The agriculture that is done in the country is mostly of subsistent in nature and commercial farming is still struggling to take off. There is a need for Nepal to turn the present status of subsistence agriculture into robust, vibrant and commercial agriculture. This can not only improve the productivity of the agricultural sector but could also address the problems of trade deficit, food and nutrition insecurity, income generation, poverty reduction, and employment generation. 

There is an urgent need for Nepal to come up with functional, pragmatic and implementable agriculture plan and policy to harness the huge possibility of agriculture commercialization to meet the consumption demand per se within and outside the country. The major problems that exist in today’s agriculture sectors are there are too many middlemen involved in the supply chain, which gives only a small share of the profit of the produce to the farmers. The farmlands are still being cultivated by using primitive tools like sickle and spades which results in lower yields and makes it labour intensive, therefore, there is a need for technological advancement and mechanization in this sector. The agricultural sector is mostly dependent on the monsoon rain, the productivity of the sector directly correlates with the climatic condition which causes volatility in the agricultural yields. Though there are various financial assistance and subsidies provided to the farmers by the government itself, it has not translated to huge investment in the agricultural sector and has not shown desired results. 
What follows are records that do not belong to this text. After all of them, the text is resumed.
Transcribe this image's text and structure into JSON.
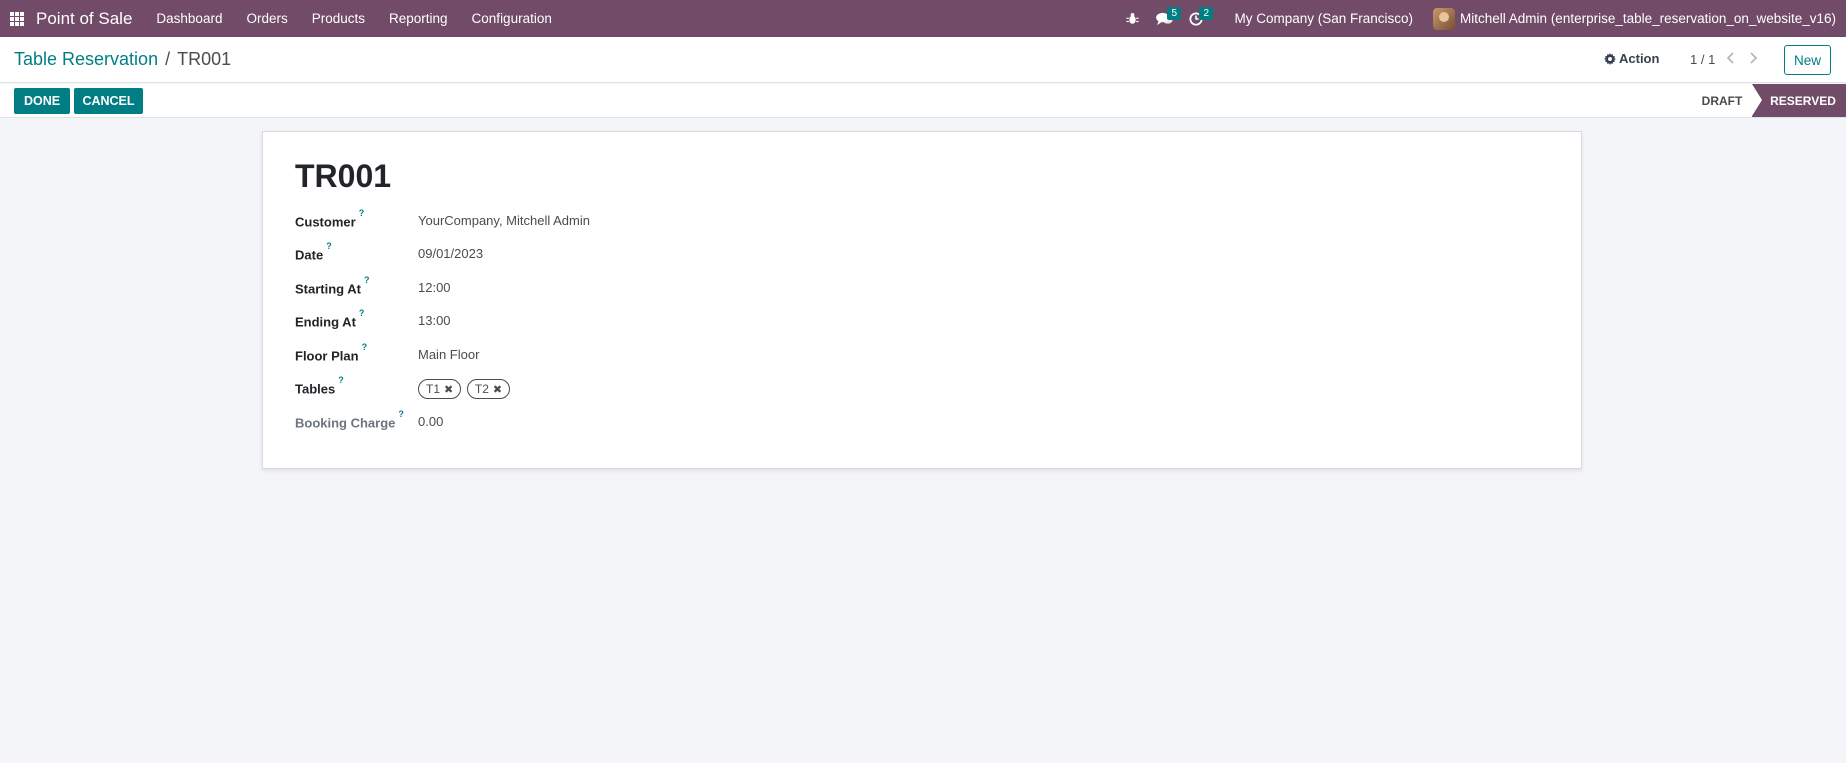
{
  "navbar": {
    "brand": "Point of Sale",
    "menu": [
      "Dashboard",
      "Orders",
      "Products",
      "Reporting",
      "Configuration"
    ],
    "messages_count": "5",
    "activities_count": "2",
    "company": "My Company (San Francisco)",
    "user": "Mitchell Admin (enterprise_table_reservation_on_website_v16)"
  },
  "control_panel": {
    "breadcrumb_parent": "Table Reservation",
    "breadcrumb_separator": "/",
    "breadcrumb_current": "TR001",
    "action_label": "Action",
    "pager": "1 / 1",
    "new_label": "New"
  },
  "statusbar": {
    "done_label": "DONE",
    "cancel_label": "CANCEL",
    "stages": [
      "DRAFT",
      "RESERVED"
    ],
    "active_stage": "RESERVED"
  },
  "form": {
    "title": "TR001",
    "fields": {
      "customer": {
        "label": "Customer",
        "value": "YourCompany, Mitchell Admin"
      },
      "date": {
        "label": "Date",
        "value": "09/01/2023"
      },
      "starting_at": {
        "label": "Starting At",
        "value": "12:00"
      },
      "ending_at": {
        "label": "Ending At",
        "value": "13:00"
      },
      "floor_plan": {
        "label": "Floor Plan",
        "value": "Main Floor"
      },
      "tables": {
        "label": "Tables",
        "tags": [
          "T1",
          "T2"
        ]
      },
      "booking_charge": {
        "label": "Booking Charge",
        "value": "0.00"
      }
    },
    "help_mark": "?"
  },
  "colors": {
    "primary": "#714b67",
    "accent": "#017e84"
  }
}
Introducing contract farming and having proper laws and acts to guide it could be one such possible approach to improving the agricultural sector. Contract farming is a system for the production and supply of agricultural produce under forward contracts, the essence of such contracts being a commitment to provide an agricultural commodity of a type, at a time and a price and in the quality required by known buyers, it basically involves four things: pre-agreed price, quality, quantity or acreage and time. 

The major advantages of contract farming are that it helps farmers connect with the buyers and mitigates the middlemen involved. It helps to reduce the unpredictability of agriculture by giving farmers the possibility of knowing in advance when, to whom and at what price they will sell their products. It reduces the risks associated with fluctuating prices, and can also help protect farmers against losses associated with natural disasters and climate change as these risks can be shared with the buyer under a contract. The buyers will also provide access to inputs including finance and technical assistance which will increase yields of agriculture, which in turn will increase profits of the farmers. Another advantage for Nepal could be that the resources being spent by the government on buyback guarantees provided to the farmers and on various financial and technical supports can be used in other sectors. 

However, contract farming comes with its own disadvantages too. Flexibility to sell to other buyers when price of the produce increases is not possible. There can be a risk of indebtedness from the loans provided by the buyers. For the buyers, the transaction costs can be high from contracting with many small farmers. There can be a breach in contract by either parties and dispute may arise.